Set down each line of the listing exactly as it reads.

'''

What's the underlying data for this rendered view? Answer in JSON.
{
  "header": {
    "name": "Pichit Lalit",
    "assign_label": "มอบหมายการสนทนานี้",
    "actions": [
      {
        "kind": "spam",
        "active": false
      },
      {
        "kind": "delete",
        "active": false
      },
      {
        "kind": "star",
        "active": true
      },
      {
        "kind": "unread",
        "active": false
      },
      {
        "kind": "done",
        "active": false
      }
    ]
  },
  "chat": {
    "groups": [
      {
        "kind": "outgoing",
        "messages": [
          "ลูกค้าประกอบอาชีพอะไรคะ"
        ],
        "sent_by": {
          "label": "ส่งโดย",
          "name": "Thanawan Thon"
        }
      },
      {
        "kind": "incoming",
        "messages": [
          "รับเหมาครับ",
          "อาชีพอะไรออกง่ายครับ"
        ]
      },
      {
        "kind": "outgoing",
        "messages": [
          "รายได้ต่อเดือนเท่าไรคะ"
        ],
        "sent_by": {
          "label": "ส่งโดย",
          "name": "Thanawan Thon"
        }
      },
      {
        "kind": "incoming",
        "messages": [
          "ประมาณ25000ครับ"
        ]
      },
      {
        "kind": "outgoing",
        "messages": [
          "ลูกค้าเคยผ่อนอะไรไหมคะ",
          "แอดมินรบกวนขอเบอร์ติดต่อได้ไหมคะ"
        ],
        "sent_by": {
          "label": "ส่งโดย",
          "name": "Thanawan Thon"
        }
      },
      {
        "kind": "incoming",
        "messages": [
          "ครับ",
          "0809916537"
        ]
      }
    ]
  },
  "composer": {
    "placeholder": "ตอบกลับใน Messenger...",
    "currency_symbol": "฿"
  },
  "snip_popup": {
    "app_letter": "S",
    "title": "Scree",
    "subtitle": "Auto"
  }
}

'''

▶ **RESULT**
What's the underlying data for this rendered view? Answer in JSON.
{
  "header": {
    "name": "Pichit Lalit",
    "assign_label": "มอบหมายการสนทนานี้",
    "actions": [
      {
        "kind": "spam",
        "active": false
      },
      {
        "kind": "delete",
        "active": false
      },
      {
        "kind": "star",
        "active": true
      },
      {
        "kind": "unread",
        "active": false
      },
      {
        "kind": "done",
        "active": false
      }
    ]
  },
  "chat": {
    "groups": [
      {
        "kind": "outgoing",
        "messages": [
          "ลูกค้าประกอบอาชีพอะไรคะ"
        ],
        "sent_by": {
          "label": "ส่งโดย",
          "name": "Thanawan Thon"
        }
      },
      {
        "kind": "incoming",
        "messages": [
          "รับเหมาครับ",
          "อาชีพอะไรออกง่ายครับ"
        ]
      },
      {
        "kind": "outgoing",
        "messages": [
          "รายได้ต่อเดือนเท่าไรคะ"
        ],
        "sent_by": {
          "label": "ส่งโดย",
          "name": "Thanawan Thon"
        }
      },
      {
        "kind": "incoming",
        "messages": [
          "ประมาณ25000ครับ"
        ]
      },
      {
        "kind": "outgoing",
        "messages": [
          "ลูกค้าเคยผ่อนอะไรไหมคะ",
          "แอดมินรบกวนขอเบอร์ติดต่อได้ไหมคะ"
        ],
        "sent_by": {
          "label": "ส่งโดย",
          "name": "Thanawan Thon"
        }
      },
      {
        "kind": "incoming",
        "messages": [
          "ครับ",
          "0809916537"
        ]
      }
    ]
  },
  "composer": {
    "placeholder": "ตอบกลับใน Messenger...",
    "currency_symbol": "฿"
  },
  "snip_popup": {
    "app_letter": "S",
    "title": "Scree",
    "subtitle": "Auto"
  }
}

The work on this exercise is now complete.